Items from an interface collection
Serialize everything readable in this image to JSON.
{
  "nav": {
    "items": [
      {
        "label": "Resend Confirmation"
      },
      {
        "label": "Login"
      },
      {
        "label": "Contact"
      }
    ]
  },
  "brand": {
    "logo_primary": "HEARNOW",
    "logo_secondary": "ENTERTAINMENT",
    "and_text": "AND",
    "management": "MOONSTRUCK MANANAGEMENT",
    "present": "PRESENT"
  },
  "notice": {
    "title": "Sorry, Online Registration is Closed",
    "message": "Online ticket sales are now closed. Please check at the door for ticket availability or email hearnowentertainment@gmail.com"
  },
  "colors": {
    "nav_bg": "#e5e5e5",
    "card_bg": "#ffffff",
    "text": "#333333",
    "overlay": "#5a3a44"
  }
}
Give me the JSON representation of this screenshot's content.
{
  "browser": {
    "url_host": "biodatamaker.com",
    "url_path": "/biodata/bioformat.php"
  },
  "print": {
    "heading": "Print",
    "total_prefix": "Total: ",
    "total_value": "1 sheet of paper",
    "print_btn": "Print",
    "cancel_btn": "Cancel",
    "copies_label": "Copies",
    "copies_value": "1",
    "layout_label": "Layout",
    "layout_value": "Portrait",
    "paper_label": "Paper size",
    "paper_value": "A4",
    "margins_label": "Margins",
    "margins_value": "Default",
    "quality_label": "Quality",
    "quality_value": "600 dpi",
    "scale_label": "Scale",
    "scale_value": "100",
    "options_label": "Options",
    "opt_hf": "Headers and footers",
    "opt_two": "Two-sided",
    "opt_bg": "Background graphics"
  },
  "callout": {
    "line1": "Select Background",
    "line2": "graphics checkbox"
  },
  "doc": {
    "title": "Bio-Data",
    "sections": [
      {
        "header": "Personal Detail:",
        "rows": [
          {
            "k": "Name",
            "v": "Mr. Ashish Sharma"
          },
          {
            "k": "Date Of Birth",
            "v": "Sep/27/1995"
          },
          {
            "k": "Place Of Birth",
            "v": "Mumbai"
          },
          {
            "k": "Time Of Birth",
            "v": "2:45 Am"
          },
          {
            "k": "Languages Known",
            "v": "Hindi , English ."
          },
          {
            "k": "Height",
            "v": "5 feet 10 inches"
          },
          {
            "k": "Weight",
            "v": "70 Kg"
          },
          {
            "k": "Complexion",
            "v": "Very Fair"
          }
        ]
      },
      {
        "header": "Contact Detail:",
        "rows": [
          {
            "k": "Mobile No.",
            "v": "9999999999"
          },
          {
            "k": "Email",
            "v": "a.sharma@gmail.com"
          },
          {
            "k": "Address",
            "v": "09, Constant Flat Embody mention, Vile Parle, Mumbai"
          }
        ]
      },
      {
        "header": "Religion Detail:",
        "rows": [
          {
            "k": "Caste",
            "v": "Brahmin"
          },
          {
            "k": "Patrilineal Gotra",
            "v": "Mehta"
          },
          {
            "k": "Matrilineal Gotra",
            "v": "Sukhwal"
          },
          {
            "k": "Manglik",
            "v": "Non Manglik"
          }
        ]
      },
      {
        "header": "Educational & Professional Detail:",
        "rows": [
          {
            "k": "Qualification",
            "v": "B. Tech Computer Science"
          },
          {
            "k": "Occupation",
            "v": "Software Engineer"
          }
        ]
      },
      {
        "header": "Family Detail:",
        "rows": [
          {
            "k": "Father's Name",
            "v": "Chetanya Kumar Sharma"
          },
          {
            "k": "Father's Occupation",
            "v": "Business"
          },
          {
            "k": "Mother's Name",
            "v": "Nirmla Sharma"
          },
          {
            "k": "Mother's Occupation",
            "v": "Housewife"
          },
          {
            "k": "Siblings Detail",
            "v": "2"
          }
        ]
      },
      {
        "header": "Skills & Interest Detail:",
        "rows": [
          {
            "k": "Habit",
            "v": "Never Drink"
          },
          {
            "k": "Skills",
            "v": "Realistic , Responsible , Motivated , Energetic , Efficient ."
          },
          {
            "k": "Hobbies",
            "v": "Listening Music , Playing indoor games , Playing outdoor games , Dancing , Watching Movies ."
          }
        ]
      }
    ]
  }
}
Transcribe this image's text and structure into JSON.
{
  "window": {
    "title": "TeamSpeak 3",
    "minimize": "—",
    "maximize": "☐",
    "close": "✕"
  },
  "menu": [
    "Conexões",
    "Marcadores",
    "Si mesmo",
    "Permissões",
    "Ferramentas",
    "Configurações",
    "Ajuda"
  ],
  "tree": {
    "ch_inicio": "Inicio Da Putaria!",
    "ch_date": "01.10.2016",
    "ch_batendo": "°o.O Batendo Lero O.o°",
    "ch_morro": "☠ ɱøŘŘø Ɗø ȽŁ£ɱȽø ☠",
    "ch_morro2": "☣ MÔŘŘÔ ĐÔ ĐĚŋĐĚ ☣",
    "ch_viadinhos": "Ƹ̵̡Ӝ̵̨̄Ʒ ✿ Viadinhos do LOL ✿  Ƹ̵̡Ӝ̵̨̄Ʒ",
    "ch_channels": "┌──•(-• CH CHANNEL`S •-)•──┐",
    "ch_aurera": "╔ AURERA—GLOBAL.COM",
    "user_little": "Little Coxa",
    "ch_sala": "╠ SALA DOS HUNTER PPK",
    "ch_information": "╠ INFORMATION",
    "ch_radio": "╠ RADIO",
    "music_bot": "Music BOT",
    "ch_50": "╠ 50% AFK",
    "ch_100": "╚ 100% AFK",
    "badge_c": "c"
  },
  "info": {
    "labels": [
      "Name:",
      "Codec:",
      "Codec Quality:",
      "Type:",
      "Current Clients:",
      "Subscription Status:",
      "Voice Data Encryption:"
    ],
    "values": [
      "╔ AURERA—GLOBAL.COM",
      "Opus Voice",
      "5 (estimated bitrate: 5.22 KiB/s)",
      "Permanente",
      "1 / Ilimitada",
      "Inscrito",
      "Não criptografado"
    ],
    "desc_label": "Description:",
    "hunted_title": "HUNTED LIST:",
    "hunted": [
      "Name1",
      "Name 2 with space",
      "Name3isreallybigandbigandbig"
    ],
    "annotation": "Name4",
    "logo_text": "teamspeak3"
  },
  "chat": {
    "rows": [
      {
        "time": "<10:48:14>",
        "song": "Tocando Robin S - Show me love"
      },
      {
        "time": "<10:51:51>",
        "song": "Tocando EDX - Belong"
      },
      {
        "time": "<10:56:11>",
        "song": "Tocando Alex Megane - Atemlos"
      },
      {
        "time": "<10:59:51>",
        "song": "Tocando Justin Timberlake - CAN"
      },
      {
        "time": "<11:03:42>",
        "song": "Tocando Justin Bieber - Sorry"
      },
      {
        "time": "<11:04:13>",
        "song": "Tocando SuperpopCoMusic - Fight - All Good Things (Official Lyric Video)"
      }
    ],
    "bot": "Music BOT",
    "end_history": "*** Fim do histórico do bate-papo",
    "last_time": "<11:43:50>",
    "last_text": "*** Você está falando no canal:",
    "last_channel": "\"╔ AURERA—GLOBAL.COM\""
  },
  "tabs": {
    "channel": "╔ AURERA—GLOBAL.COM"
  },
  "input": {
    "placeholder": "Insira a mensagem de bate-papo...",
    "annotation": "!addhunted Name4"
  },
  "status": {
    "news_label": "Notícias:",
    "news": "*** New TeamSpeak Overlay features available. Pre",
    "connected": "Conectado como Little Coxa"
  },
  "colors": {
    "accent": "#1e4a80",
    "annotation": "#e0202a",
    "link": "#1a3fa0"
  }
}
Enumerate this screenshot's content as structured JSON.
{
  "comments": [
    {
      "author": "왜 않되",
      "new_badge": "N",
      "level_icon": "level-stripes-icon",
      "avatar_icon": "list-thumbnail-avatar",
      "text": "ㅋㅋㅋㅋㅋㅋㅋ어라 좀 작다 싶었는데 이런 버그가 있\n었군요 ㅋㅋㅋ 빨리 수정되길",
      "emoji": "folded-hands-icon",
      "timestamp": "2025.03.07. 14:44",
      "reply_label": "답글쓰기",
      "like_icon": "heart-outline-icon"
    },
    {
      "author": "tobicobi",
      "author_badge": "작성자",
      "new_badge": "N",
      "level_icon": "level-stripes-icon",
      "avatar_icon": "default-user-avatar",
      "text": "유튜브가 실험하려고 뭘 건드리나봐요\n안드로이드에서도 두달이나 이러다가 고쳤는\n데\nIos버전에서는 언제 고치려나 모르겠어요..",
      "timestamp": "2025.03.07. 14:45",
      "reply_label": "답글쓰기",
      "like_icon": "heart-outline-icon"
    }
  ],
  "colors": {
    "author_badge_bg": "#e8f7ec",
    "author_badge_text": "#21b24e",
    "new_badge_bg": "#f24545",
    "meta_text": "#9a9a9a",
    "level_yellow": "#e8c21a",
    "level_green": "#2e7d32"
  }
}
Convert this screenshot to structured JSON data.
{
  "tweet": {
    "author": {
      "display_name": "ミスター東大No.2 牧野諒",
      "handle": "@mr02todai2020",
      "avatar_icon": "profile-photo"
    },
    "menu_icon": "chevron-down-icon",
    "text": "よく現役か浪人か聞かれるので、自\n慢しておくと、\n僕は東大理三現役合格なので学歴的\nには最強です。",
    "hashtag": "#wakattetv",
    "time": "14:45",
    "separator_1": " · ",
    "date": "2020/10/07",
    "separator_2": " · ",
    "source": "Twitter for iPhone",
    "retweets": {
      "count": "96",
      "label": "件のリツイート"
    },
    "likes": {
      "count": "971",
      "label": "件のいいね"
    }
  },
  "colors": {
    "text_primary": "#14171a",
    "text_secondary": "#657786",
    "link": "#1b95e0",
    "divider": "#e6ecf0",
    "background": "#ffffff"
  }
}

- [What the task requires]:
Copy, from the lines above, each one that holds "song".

- [Your response]:
        "song": "Tocando Robin S - Show me love"
        "song": "Tocando EDX - Belong"
        "song": "Tocando Alex Megane - Atemlos"
        "song": "Tocando Justin Timberlake - CAN"
        "song": "Tocando Justin Bieber - Sorry"
        "song": "Tocando SuperpopCoMusic - Fight - All Good Things (Official Lyric Video)"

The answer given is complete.